[Exercise directions] A single number is required: the count of lines in the following entries that include the word "time".

[Raw data]

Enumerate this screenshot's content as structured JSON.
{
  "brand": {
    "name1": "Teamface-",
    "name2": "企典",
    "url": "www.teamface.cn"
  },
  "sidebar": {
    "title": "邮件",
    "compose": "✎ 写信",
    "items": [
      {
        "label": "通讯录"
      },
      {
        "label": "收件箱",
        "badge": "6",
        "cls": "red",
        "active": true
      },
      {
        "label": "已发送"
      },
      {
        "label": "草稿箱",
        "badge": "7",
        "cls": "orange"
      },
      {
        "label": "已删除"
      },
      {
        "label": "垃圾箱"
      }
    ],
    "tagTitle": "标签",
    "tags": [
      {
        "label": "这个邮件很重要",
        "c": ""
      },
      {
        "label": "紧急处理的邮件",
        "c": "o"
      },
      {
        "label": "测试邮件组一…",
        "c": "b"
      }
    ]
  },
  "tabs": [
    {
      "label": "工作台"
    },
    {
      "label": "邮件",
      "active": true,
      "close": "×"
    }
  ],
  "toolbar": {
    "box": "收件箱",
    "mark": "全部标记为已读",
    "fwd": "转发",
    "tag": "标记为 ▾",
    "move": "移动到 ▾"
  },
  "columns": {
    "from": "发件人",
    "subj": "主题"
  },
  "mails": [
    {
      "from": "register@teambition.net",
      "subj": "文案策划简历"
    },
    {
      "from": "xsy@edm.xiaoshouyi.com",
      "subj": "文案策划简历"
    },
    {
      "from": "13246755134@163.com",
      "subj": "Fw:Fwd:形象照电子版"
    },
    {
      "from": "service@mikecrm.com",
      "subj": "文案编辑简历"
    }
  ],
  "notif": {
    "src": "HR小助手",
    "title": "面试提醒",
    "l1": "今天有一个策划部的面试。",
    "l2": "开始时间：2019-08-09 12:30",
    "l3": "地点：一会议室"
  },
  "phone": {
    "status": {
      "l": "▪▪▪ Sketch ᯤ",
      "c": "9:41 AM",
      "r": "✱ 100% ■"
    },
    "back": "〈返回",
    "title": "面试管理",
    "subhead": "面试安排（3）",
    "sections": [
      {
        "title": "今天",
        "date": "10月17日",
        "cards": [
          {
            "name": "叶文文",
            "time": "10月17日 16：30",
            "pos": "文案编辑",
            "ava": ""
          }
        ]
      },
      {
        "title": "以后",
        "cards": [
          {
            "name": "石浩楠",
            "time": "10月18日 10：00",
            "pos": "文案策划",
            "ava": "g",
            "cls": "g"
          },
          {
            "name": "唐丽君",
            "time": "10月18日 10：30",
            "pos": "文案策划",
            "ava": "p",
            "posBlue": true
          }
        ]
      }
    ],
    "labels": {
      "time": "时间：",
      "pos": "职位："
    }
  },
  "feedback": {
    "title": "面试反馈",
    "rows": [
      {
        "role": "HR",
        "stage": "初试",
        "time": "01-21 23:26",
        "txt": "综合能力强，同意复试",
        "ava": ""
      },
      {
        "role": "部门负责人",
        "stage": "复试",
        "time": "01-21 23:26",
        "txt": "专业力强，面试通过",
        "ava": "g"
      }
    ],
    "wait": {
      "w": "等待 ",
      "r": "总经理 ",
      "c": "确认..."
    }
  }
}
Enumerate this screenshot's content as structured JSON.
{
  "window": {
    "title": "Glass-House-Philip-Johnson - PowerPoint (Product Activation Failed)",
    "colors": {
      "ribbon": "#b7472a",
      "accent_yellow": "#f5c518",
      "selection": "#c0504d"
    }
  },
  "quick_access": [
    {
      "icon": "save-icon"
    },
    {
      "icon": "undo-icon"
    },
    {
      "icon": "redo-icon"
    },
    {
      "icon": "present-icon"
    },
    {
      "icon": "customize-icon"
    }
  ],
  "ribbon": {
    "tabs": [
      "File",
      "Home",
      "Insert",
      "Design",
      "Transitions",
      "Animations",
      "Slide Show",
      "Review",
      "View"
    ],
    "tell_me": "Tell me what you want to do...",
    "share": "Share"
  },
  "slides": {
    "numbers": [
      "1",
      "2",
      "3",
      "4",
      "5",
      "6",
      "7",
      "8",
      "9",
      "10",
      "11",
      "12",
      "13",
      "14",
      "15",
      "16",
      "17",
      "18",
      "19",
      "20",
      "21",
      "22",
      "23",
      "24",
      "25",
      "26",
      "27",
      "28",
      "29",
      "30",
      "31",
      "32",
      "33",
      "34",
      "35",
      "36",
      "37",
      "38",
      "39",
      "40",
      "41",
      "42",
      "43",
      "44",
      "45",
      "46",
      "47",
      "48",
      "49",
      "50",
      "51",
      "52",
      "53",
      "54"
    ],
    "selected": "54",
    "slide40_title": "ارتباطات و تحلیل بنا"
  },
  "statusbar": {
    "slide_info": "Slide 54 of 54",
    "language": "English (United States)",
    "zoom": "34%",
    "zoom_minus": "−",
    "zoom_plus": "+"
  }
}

[Task result] 6